The International System of Quantities (ISQ) consists of the quantities used in physics and in modern science in general, starting with basic quantities such as length and mass, and the relationships between those quantities.^{[a]} This system underlies the International System of Units (SI)^{[b]} but does not itself determine the units of measurement used for the quantities. It is inherently incomplete because the number of quantities is potentially infinite.
The system is formally described in a multi-part ISO standard ISO/IEC 80000, first completed in 2009 but subsequently revised and expanded.
The base quantities of a given system of physical quantities is a subset of those quantities, where no base quantity can be expressed in terms of the others, but where every quantity in the system can be expressed in terms of the base quantities. Within this constraint, the set of base quantities is chosen by convention. The ISQ defines seven base quantities. The symbols for them, as for other quantities, are written in italics.^{[1]}
The dimension of a physical quantity does not include magnitude or units. The conventional symbolic representation of the dimension of a base quantity is a single upper-case letter in roman (upright) sans-serif^{[c]} type.
Base quantity | Symbol for quantity^{[d]} | Symbol for dimension | SI base unit^{[d]} | SI unit symbol^{[d]} |
---|---|---|---|---|
length | metre | m | ||
mass | kilogram | kg | ||
time | second | s | ||
electric current | ampere | A | ||
thermodynamic temperature | kelvin | K | ||
amount of substance | mole | mol | ||
luminous intensity | candela | cd |
A derived quantity is a quantity in a system of quantities that is defined in terms of only the base quantities of that system. The ISQ defines many derived quantities.

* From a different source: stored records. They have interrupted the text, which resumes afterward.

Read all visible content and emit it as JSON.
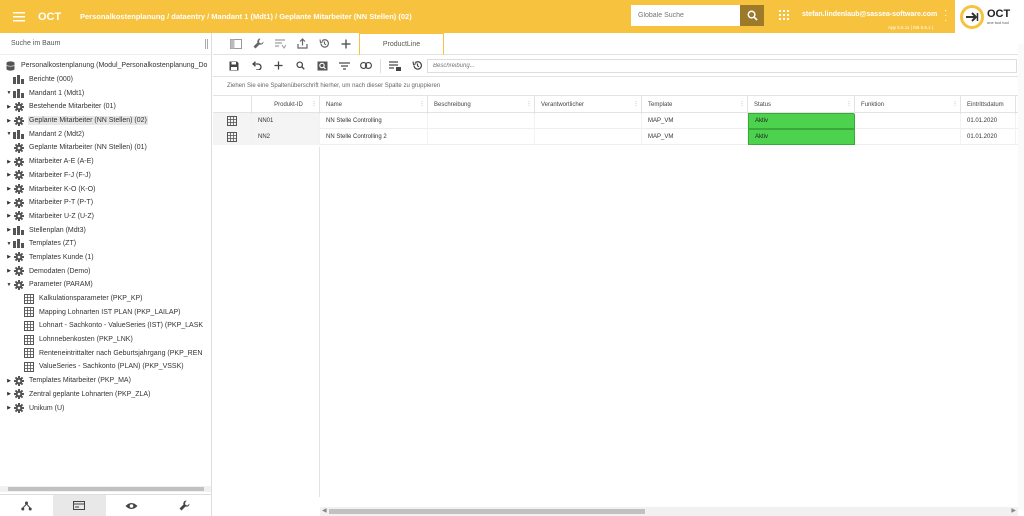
{
  "header": {
    "app_name": "OCT",
    "breadcrumb": "Personalkostenplanung / dataentry / Mandant 1 (Mdt1) / Geplante Mitarbeiter (NN Stellen) (02)",
    "search_placeholder": "Globale Suche",
    "user_email": "stefan.lindenlaub@sassea-software.com",
    "version": "App 5.6.11 | DB 5.5.1 |",
    "logo_main": "OCT",
    "logo_sub": "one tool tool"
  },
  "sidebar": {
    "search_label": "Suche im Baum",
    "tree": [
      {
        "label": "Personalkostenplanung (Modul_Personalkostenplanung_Do",
        "icon": "database-icon",
        "arrow": "",
        "indent": 0
      },
      {
        "label": "Berichte (000)",
        "icon": "building-icon",
        "arrow": "",
        "indent": 1
      },
      {
        "label": "Mandant 1 (Mdt1)",
        "icon": "building-icon",
        "arrow": "down",
        "indent": 1
      },
      {
        "label": "Bestehende Mitarbeiter (01)",
        "icon": "gear-icon",
        "arrow": "right",
        "indent": 2
      },
      {
        "label": "Geplante Mitarbeiter (NN Stellen) (02)",
        "icon": "gear-icon",
        "arrow": "right",
        "indent": 2,
        "selected": true
      },
      {
        "label": "Mandant 2 (Mdt2)",
        "icon": "building-icon",
        "arrow": "down",
        "indent": 1
      },
      {
        "label": "Geplante Mitarbeiter (NN Stellen) (01)",
        "icon": "gear-icon",
        "arrow": "",
        "indent": 2
      },
      {
        "label": "Mitarbeiter A-E (A-E)",
        "icon": "gear-icon",
        "arrow": "right",
        "indent": 2
      },
      {
        "label": "Mitarbeiter F-J (F-J)",
        "icon": "gear-icon",
        "arrow": "right",
        "indent": 2
      },
      {
        "label": "Mitarbeiter K-O (K-O)",
        "icon": "gear-icon",
        "arrow": "right",
        "indent": 2
      },
      {
        "label": "Mitarbeiter P-T (P-T)",
        "icon": "gear-icon",
        "arrow": "right",
        "indent": 2
      },
      {
        "label": "Mitarbeiter U-Z (U-Z)",
        "icon": "gear-icon",
        "arrow": "right",
        "indent": 2
      },
      {
        "label": "Stellenplan (Mdt3)",
        "icon": "building-icon",
        "arrow": "right",
        "indent": 1
      },
      {
        "label": "Templates (ZT)",
        "icon": "building-icon",
        "arrow": "down",
        "indent": 1
      },
      {
        "label": "Templates Kunde (1)",
        "icon": "gear-icon",
        "arrow": "right",
        "indent": 2
      },
      {
        "label": "Demodaten (Demo)",
        "icon": "gear-icon",
        "arrow": "right",
        "indent": 2
      },
      {
        "label": "Parameter (PARAM)",
        "icon": "gear-icon",
        "arrow": "down",
        "indent": 2
      },
      {
        "label": "Kalkulationsparameter (PKP_KP)",
        "icon": "table-icon",
        "arrow": "",
        "indent": 3
      },
      {
        "label": "Mapping Lohnarten IST PLAN (PKP_LAILAP)",
        "icon": "table-icon",
        "arrow": "",
        "indent": 3
      },
      {
        "label": "Lohnart - Sachkonto - ValueSeries (IST) (PKP_LASK",
        "icon": "table-icon",
        "arrow": "",
        "indent": 3
      },
      {
        "label": "Lohnnebenkosten (PKP_LNK)",
        "icon": "table-icon",
        "arrow": "",
        "indent": 3
      },
      {
        "label": "Renteneintrittalter nach Geburtsjahrgang (PKP_REN",
        "icon": "table-icon",
        "arrow": "",
        "indent": 3
      },
      {
        "label": "ValueSeries - Sachkonto (PLAN) (PKP_VSSK)",
        "icon": "table-icon",
        "arrow": "",
        "indent": 3
      },
      {
        "label": "Templates Mitarbeiter (PKP_MA)",
        "icon": "gear-icon",
        "arrow": "right",
        "indent": 2
      },
      {
        "label": "Zentral geplante Lohnarten (PKP_ZLA)",
        "icon": "gear-icon",
        "arrow": "right",
        "indent": 2
      },
      {
        "label": "Unikum (U)",
        "icon": "gear-icon",
        "arrow": "right",
        "indent": 2
      }
    ],
    "bottom_tabs": [
      "hierarchy-icon",
      "card-icon",
      "eye-icon",
      "wrench-icon"
    ]
  },
  "main": {
    "tab_label": "ProductLine",
    "description_placeholder": "Beschreibung...",
    "group_hint": "Ziehen Sie eine Spaltenüberschrift hierher, um nach dieser Spalte zu gruppieren",
    "columns": [
      {
        "label": "",
        "w": 39
      },
      {
        "label": "Produkt-ID",
        "w": 68
      },
      {
        "label": "Name",
        "w": 108
      },
      {
        "label": "Beschreibung",
        "w": 107
      },
      {
        "label": "Verantwortlicher",
        "w": 107
      },
      {
        "label": "Template",
        "w": 106
      },
      {
        "label": "Status",
        "w": 107
      },
      {
        "label": "Funktion",
        "w": 106
      },
      {
        "label": "Eintrittsdatum",
        "w": 55
      }
    ],
    "rows": [
      {
        "id": "NN01",
        "name": "NN Stelle Controlling",
        "beschreibung": "",
        "verantwortlicher": "",
        "template": "MAP_VM",
        "status": "Aktiv",
        "funktion": "",
        "eintritt": "01.01.2020"
      },
      {
        "id": "NN2",
        "name": "NN Stelle Controlling 2",
        "beschreibung": "",
        "verantwortlicher": "",
        "template": "MAP_VM",
        "status": "Aktiv",
        "funktion": "",
        "eintritt": "01.01.2020"
      }
    ]
  },
  "colors": {
    "accent": "#f7c33f",
    "status_active": "#4cd24c"
  }
}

The conventional symbolic representation of the dimension of a derived quantity is the product of powers of the dimensions of the base quantities according to the definition of the derived quantity. The dimension of a quantity is denoted by , where the dimensional exponents are positive, negative, or zero. The symbol may be omitted if its exponent is zero. For example, in the ISQ, the quantity dimension of velocity is denoted . The following table lists some quantities defined by the ISQ.
A quantity of dimension one is historically known as a dimensionless quantity (a term that is still commonly used); all its dimensional exponents are zero and its dimension symbol is . Such a quantity can be regarded as a derived quantity in the form of the ratio of two quantities of the same dimension.
Derived quantity | Expression in SI base dimensions |
---|---|
plane angle | |
solid angle | |
frequency | |
force | |
pressure | |
velocity | |
area | |
volume | |
acceleration |
The level of a quantity is defined as the logarithm of the ratio of the quantity with a stated reference value of that quantity. Within the ISQ it is differently defined for a root-power quantity (also known by the deprecated term field quantity) and for a power quantity. It is not defined for ratios of quantities of other kinds. Within the ISQ, all levels are treated as derived quantities of dimension 1.^{[]} Several units for levels are defined by the SI and classified as "non-SI units accepted for use with the SI units".^{[2]}
An example of level is sound pressure level.
Units of logarithmic frequency ratio are the octave, corresponding to a factor of 2 in frequency (precisely) and the decade, corresponding to a factor 10.
The ISQ recognizes another logarithmic quantity: information entropy, for which the coherent unit is the natural unit of information (symbol nat).^{[]}
The system is formally described in a multi-part ISO standard ISO/IEC 80000, first completed in 2009 but subsequently revised and expanded, which replaced standards published in 1992, ISO 31 and ISO 1000. Working jointly, ISO and IEC have formalized parts of the ISQ by giving information and definitions concerning quantities, systems of quantities, units, quantity and unit symbols, and coherent unit systems, with particular reference to the ISQ. ISO/IEC 80000 defines physical quantities that are measured with the SI units^{[3]} and also includes many other quantities in modern science and technology.^{[4]} The name "International System of Quantities" is used by the General Conference on Weights and Measures (CGPM) to describe the system of quantities that underlie the International System of Units.
The system of quantities, including the relations among them the quantities used as the basis of the units of the SI, is named the International System of Quantities, denoted 'ISQ', in all languages. [...] It should be realized, however, that ISQ is simply a convenient notation to assign to the essentially infinite and continually evolving and expanding system of quantities and equations on which all of modern science and technology rests. ISQ is a shorthand notation for the 'system of quantities on which the SI is based', which was the phrase used for this system in ISO 31.
The revised harmonized standard will be known as ISO/IEC 80000, Quantities and Units, in which it is proposed that the quantities and equations used with the SI will be known as the International System of Quantities.